Jean-Georges Vongerichten, Head Chef: “I think the role of a chef is not just to cook, but to create cravings.”
You can bet you’ll find Yellowtail on the menu of chef Akira Back’s sushi restaurant, but you’ll also find pork potstickers served with tomato salsa, and other new takes on Japanese cuisine. (So, it’s fitting that this spot is billed as “where Japan and Vegas meet.”)
Dish: The Lobster Carpaccio. The lobster is sliced thin, then paired with shaved sweet onion, cilantro, and ponzu sauce.
Akira Back, Head Chef: “Yellowtail is so much more than sushi -- it’s a modern expression of authentic Japanese cuisine that we put our heart into.”
Mandalay Bay’s first gastropub serves up everything from shareable small plates and appetizers to full-on entrees, alongside an extensive craft cocktail menu.
Dish: The ahi tuna tartare, served with Asian pear, toasted pine nuts, ancho chili, and sesame oil. It won’t weigh you down before you head out to fun.
Shawn McClain, Head Chef: “When I think about the best times in life, they usually center around sharing good meals with friends. So I look at eating as the ultimate social activity.”
Sure, there are steaks at Chef Michael Mina’s STRIPSTEAK (and slow poached steaks in butter, at that) -- but instead of bread to snack on, they give you duckfat fries. Yes, you read that right.
Dish: Start your steak dinner off with the “Instant Bacon” -- it’s a five-spice pork belly served with a tempura oyster of green cabbage slaw.
Michael Mina, Head Chef: “Our steaks are butter-poached in clarified butter infused with sage, thyme and rosemary before being finished on the grill.
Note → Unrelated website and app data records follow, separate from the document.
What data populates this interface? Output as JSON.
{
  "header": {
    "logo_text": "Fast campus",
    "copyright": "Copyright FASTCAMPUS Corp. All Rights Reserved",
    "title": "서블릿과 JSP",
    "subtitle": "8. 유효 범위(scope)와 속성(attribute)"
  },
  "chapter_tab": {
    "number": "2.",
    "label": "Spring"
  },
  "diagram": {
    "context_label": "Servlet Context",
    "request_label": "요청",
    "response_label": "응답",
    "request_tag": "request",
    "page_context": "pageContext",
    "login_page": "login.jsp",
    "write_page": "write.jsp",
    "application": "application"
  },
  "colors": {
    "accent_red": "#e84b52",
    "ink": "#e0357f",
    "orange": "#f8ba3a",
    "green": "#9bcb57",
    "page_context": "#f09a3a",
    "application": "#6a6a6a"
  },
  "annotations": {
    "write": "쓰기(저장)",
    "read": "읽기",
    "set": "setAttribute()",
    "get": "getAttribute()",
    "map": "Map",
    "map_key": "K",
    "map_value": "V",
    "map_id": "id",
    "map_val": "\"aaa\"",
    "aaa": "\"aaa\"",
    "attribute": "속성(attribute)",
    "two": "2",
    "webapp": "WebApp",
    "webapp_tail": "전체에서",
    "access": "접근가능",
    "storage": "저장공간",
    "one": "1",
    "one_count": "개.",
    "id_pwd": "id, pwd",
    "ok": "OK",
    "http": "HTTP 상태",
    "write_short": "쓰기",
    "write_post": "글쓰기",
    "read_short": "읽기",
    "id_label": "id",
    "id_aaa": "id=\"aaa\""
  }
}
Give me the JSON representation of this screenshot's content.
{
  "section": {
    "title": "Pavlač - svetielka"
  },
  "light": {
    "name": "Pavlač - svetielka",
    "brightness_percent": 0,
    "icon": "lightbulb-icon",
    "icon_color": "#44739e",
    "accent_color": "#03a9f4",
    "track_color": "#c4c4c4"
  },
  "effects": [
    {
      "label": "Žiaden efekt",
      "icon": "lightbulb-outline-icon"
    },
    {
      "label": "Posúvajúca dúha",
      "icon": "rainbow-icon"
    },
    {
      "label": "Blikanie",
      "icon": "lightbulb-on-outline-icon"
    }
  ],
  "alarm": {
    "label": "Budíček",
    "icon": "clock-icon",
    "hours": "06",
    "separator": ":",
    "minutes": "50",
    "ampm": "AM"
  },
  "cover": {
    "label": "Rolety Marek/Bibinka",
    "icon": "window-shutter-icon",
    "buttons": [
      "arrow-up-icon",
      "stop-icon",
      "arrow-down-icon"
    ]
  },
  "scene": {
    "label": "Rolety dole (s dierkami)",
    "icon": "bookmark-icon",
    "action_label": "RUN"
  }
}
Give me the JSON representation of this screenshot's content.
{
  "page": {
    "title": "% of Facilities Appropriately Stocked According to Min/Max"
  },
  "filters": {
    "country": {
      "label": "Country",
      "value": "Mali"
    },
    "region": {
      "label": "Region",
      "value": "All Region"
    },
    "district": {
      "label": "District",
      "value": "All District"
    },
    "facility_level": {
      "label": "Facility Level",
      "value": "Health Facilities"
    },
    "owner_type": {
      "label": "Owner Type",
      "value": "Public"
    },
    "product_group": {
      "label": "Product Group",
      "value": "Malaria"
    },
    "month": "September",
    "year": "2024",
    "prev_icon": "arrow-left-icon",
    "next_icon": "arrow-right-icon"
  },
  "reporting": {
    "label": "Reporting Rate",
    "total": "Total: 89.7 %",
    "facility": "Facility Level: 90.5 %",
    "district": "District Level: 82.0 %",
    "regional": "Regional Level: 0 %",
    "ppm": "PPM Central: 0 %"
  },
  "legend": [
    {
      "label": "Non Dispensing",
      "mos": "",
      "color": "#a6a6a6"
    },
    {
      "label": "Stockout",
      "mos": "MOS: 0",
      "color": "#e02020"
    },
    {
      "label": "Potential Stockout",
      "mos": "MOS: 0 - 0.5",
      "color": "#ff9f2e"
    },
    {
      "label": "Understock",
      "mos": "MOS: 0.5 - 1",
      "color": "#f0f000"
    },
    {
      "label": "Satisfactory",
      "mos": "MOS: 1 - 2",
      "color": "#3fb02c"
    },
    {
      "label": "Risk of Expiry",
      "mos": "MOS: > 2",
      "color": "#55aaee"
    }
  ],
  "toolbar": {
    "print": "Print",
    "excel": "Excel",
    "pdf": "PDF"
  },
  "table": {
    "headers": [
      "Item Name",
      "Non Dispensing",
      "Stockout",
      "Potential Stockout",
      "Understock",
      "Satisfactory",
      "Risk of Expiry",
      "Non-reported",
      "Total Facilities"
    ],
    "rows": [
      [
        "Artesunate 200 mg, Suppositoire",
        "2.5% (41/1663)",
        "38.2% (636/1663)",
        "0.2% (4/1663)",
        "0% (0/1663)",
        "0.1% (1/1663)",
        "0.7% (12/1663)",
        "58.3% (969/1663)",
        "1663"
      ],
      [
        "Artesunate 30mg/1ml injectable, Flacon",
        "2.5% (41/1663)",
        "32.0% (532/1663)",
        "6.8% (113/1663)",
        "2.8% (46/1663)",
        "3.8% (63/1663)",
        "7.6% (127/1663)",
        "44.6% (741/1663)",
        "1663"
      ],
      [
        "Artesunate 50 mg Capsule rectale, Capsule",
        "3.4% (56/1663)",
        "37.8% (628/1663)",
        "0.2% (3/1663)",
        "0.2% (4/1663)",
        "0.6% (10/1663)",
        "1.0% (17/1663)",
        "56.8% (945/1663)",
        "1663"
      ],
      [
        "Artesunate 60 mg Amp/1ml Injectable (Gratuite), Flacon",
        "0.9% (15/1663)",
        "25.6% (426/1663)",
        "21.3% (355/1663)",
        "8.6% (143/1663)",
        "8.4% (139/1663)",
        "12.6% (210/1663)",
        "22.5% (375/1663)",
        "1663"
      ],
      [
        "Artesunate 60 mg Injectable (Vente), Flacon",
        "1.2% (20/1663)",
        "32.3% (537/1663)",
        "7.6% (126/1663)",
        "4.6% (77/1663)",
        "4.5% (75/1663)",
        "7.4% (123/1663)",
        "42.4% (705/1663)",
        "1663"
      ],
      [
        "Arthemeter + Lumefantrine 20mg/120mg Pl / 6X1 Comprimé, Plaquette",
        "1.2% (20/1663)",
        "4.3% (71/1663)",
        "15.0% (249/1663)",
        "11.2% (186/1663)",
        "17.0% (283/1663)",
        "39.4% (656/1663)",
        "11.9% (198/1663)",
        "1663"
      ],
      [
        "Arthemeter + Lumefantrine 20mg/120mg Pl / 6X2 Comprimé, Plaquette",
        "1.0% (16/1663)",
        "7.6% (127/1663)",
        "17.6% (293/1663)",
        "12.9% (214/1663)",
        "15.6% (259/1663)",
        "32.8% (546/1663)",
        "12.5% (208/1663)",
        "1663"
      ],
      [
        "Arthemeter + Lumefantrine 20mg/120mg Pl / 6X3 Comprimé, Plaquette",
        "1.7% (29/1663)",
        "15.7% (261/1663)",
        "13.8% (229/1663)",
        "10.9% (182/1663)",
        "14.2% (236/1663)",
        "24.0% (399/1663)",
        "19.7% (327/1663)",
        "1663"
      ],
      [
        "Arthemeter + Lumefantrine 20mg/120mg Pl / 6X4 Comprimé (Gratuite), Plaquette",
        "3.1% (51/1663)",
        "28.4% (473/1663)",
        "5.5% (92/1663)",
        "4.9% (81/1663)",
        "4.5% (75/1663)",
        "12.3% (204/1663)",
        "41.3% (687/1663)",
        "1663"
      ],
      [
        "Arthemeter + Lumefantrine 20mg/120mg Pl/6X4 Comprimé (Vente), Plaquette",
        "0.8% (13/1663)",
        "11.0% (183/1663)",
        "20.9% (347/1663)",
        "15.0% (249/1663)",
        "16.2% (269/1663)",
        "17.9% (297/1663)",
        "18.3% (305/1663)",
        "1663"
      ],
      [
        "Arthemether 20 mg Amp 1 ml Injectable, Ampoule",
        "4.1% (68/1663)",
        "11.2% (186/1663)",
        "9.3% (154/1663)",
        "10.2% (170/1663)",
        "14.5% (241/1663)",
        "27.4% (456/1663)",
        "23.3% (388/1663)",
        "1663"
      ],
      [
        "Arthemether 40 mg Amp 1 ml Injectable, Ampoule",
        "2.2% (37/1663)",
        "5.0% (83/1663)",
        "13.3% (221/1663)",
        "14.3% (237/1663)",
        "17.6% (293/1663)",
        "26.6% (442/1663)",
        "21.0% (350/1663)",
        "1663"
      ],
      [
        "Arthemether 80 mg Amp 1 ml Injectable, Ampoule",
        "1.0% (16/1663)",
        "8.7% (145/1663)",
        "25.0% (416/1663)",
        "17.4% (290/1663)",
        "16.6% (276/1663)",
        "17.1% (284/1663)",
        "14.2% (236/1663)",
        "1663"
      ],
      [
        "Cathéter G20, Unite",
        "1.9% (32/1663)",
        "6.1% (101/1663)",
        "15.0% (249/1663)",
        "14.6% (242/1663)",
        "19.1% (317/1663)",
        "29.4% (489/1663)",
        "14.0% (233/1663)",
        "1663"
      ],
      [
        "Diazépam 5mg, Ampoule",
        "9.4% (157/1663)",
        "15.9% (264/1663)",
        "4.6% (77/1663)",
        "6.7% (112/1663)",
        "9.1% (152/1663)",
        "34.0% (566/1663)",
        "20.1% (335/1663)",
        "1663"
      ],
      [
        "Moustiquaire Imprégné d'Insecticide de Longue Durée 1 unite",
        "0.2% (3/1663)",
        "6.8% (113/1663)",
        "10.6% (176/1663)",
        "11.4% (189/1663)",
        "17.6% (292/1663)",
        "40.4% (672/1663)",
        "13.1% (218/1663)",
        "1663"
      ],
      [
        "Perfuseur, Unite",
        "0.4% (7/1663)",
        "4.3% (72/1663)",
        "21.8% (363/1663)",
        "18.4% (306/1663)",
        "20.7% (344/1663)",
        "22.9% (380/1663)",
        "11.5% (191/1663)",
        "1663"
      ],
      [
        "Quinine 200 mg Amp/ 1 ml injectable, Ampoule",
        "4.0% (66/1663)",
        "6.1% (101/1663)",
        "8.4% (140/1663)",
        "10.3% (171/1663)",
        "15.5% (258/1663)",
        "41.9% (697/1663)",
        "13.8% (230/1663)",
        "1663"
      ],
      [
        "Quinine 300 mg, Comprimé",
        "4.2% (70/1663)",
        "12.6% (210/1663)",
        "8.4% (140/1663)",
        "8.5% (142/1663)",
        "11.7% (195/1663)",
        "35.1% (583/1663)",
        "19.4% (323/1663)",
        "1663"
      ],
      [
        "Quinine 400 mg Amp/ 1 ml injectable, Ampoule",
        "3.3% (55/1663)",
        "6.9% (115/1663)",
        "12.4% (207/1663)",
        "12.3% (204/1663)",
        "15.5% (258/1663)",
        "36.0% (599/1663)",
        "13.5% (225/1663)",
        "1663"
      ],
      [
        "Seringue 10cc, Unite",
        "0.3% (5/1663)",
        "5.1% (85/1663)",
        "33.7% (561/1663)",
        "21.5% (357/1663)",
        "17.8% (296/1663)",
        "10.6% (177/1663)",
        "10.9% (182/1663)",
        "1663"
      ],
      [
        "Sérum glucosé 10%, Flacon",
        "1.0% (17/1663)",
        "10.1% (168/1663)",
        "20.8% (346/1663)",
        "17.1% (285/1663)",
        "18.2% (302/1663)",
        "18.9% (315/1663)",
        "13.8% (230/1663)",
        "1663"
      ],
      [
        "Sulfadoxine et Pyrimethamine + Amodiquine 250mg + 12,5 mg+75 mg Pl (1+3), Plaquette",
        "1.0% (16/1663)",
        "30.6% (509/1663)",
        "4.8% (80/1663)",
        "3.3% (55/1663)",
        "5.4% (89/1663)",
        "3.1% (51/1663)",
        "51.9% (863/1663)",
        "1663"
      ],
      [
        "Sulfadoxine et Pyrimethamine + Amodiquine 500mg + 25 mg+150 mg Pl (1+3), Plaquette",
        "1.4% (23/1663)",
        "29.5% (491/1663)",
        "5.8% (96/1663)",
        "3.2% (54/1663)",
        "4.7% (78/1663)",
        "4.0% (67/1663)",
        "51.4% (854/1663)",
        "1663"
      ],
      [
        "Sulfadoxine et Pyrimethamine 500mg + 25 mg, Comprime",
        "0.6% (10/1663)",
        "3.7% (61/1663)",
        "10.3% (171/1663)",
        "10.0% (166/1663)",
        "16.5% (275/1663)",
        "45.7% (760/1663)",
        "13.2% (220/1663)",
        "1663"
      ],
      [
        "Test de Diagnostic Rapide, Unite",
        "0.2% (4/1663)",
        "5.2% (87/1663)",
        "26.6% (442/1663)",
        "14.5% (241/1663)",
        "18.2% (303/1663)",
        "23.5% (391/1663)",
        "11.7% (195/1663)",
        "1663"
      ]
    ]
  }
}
The infusion of herbs perfectly complements the steak without overpowering it. From there, the steak is grilled over mesquite logs which add to the mild flavor in addition to the smokiness obtained from the open flames.”